Send to

Choose Destination
Int J Surg Investig. 1999;1(2):127-31.

The stenosis ratio: a new tool for the diagnosis of degenerative spinal stenosis.

Author information

Department of Orthopaedic Surgery, MCP-Hahnemann School of Medicine, Philadelphia, PA, USA.



Low back pain from lumbar spinal stenosis is a significant source of morbidity, especially among the elderly population. Accurate diagnosis is imperative for effective treatment to be initiated. This paper presents a quantitative method for the evaluation of spinal stenosis that, when used in conjunction with CT and MRI, may greatly aid the clinician in the diagnosis of this debilitating condition.


Precise clinical tools for the diagnosis of spinal stenosis are severely lacking. Low back pain and dysfunction derived from lumbar spinal stenosis is a significant source of morbidity, especially among the elderly. Despite its importance, there has been little progress made towards establishing valid, quantitative criteria for the diagnosis of spinal stenosis.

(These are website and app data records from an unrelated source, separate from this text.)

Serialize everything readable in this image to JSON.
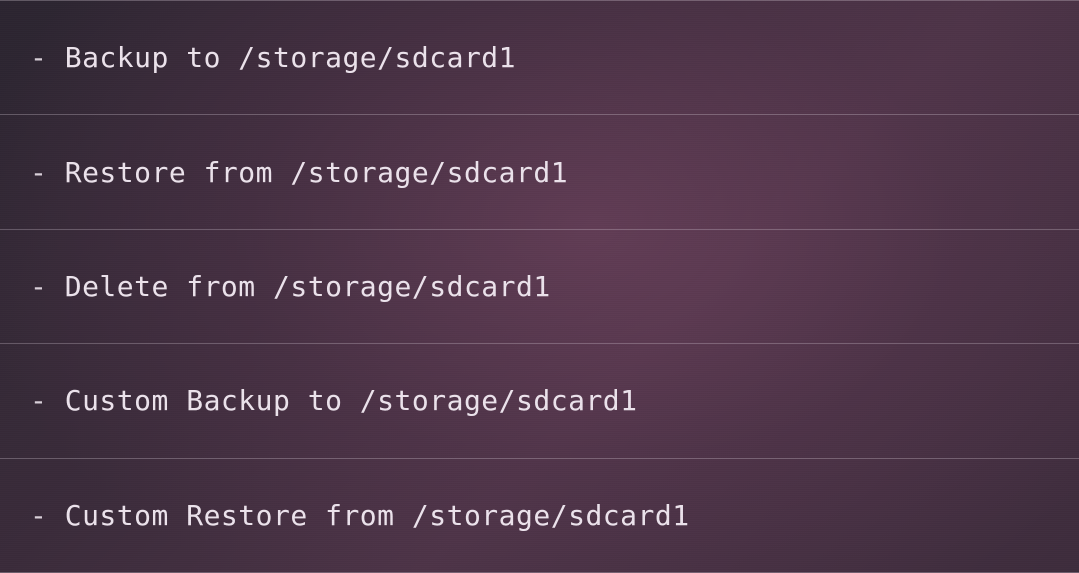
{
  "menu": {
    "items": [
      {
        "label": "Backup to /storage/sdcard1"
      },
      {
        "label": "Restore from /storage/sdcard1"
      },
      {
        "label": "Delete from /storage/sdcard1"
      },
      {
        "label": "Custom Backup to /storage/sdcard1"
      },
      {
        "label": "Custom Restore from /storage/sdcard1"
      }
    ],
    "bullet": "- "
  }
}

We present a new quantitative tool for the diagnosis of lumbar stenosis, the Stenosis Ratio (SR).


CT scans and MRI scans of 43 patients presenting with clinico-radiographic evidence of lumbar stenosis were used. The patient group consisted of 13 males and 30 females between the ages 49 and 82 with average age of 67. CT and MRI/scans of 43 patients were digitized and computer analyzed. Measurements of SR, defined as the ratio of the cross-sectional dural area of the motion segment to that of the stable segment, were established for L3-L4, L4-L5 and L5-S1 stenotic levels and compared to SR values for a non-stenotic (internal control) level, L2-L3.


The L4-L5 level had the lowest SR value of 0.71, followed by 0.74 at L3-L4, and 0.87 at L5-S1. Ninety-five percent confidence intervals of (0.66, 0.81), (0.62, 0.81), and (0.73, 1.00) were found for SR values at levels L3-L4, L4-L5 and L5-S1 respectively. The SR at L2-L3 had a mean value of 1.37 with a 95% confidence interval of (0.970, 1.78). At all levels, SRs were significantly lower for the spinal stenotic L3-S1 levels than for the L2-L3 control as confirmed by a student's t-test (p < 0.05).


In a select population of patients with spinal stenosis confirmed by neuroradiological assessment, values of SRs were consistently and significantly lower than controls. We believe that measurements of SRs may provide reproducible quantitative measures for the diagnosis of spinal stenosis. SR values below the 95% confidence limit may be indicative of lumbar stenosis. Through the use of ratios, inherent differences in patient size are controlled for, thus allowing comparison of values between patients and treatment groups and effective clinical diagnosis of spinal stenosis.

[Indexed for MEDLINE]

Supplemental Content

Loading ...
Support Center